# [Task requirements]
Say only how many lines in the entries below contain the word "label".

# [Data excerpts]

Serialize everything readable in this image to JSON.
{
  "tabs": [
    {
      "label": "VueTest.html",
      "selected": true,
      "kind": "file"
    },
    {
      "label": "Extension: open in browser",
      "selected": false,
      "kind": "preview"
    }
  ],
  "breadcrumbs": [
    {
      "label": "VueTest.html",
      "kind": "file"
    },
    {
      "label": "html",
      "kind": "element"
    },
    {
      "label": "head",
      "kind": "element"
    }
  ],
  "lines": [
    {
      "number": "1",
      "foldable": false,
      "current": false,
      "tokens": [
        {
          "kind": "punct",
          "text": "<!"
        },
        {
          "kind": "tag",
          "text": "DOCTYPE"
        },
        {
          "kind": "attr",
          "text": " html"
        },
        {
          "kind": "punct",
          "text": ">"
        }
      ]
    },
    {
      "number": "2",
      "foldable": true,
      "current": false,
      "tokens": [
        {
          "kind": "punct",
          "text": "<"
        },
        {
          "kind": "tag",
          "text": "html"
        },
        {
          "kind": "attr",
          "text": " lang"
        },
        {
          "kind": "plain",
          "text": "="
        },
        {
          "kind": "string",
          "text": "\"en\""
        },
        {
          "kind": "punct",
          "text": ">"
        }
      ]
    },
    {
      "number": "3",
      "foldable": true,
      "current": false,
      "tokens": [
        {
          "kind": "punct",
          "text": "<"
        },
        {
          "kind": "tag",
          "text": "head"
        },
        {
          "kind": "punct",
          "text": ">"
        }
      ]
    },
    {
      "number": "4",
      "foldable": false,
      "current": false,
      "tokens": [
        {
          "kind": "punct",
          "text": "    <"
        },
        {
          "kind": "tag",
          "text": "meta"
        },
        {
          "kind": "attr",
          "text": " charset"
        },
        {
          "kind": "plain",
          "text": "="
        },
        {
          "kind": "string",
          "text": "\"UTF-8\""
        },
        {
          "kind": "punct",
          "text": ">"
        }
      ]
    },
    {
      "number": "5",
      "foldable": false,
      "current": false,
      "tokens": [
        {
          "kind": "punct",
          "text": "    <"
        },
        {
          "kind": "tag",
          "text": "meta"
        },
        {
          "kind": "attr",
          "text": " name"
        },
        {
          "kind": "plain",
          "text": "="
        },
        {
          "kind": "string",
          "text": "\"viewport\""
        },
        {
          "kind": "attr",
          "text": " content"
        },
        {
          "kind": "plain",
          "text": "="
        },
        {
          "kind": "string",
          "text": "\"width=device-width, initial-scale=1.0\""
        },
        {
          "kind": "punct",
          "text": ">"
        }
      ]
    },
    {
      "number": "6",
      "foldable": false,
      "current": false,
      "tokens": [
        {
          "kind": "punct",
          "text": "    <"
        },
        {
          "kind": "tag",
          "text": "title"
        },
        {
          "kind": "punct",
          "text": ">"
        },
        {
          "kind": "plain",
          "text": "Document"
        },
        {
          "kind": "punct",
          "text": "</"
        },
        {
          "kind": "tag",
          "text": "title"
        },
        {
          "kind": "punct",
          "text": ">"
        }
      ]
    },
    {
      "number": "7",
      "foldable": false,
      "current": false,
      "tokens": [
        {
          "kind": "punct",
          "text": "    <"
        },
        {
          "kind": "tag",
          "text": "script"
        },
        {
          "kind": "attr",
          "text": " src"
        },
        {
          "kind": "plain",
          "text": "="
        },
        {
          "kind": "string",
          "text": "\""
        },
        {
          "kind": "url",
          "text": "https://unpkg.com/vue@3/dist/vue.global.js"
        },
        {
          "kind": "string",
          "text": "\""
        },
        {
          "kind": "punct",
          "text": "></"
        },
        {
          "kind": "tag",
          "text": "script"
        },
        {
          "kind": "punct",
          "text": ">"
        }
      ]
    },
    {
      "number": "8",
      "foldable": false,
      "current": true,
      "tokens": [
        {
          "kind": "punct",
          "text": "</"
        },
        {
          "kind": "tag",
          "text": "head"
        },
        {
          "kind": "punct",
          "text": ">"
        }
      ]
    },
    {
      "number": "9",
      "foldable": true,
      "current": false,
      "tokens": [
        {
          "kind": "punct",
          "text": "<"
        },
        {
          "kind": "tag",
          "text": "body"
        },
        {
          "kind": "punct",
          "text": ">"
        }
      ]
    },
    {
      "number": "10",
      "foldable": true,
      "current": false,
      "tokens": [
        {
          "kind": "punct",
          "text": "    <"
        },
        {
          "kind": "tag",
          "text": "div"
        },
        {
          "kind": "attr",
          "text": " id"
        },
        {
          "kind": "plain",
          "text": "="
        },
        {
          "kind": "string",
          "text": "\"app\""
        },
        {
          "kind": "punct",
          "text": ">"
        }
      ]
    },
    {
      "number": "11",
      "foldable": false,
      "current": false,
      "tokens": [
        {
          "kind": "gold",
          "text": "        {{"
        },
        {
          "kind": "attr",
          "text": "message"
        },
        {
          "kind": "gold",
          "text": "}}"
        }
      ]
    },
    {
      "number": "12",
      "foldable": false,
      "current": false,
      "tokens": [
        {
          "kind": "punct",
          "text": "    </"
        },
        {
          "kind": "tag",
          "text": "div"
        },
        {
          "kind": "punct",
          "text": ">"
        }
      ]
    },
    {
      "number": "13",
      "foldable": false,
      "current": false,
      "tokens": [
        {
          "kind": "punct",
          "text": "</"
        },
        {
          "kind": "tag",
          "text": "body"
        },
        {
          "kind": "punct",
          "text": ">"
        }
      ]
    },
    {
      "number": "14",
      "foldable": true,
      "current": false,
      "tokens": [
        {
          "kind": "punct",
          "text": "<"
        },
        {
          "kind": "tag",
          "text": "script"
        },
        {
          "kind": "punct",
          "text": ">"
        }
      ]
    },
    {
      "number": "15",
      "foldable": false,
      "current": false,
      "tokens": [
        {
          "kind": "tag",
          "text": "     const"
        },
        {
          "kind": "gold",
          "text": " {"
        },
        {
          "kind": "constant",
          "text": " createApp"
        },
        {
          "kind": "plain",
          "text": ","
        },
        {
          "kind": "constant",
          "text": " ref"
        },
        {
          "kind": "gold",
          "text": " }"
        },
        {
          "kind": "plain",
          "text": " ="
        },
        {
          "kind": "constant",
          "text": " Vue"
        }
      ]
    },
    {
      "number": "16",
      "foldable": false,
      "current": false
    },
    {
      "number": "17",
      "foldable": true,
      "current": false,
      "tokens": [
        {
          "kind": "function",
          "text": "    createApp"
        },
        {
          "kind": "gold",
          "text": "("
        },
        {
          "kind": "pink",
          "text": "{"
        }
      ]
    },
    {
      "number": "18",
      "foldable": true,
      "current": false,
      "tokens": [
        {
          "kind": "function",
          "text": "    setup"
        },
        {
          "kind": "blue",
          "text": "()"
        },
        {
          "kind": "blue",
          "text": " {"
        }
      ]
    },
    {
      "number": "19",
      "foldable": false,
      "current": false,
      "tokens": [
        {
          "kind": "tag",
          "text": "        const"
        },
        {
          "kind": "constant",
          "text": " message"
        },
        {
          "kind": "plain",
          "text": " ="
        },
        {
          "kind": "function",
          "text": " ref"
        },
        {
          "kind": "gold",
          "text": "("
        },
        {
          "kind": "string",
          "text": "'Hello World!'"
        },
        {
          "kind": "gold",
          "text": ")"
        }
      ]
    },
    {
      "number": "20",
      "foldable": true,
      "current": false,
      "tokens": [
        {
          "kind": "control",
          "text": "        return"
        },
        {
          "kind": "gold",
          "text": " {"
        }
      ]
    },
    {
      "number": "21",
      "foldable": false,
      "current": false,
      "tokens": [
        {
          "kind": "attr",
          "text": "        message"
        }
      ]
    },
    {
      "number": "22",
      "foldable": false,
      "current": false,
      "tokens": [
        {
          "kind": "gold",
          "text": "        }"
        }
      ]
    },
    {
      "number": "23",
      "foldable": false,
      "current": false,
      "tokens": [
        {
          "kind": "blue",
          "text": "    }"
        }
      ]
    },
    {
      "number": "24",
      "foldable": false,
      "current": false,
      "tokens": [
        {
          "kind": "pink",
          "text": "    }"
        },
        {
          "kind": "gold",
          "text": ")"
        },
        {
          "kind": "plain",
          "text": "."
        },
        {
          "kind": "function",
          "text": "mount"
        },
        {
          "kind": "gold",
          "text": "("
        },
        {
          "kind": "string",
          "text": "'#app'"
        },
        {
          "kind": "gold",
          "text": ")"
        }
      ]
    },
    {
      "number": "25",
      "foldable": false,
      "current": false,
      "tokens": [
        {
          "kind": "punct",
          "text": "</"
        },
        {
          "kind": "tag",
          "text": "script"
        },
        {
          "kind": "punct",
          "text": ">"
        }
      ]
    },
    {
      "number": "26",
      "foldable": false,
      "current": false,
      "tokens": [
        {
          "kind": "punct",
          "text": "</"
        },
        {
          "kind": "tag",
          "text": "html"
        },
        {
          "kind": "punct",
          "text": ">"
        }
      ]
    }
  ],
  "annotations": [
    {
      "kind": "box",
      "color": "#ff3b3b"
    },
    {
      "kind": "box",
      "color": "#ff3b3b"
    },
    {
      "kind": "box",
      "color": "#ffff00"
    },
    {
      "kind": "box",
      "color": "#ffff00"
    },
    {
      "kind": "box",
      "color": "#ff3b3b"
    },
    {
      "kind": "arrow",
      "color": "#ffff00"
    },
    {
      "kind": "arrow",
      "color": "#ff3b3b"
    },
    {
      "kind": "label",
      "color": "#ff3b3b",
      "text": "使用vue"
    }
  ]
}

# [Result of this exercise]
6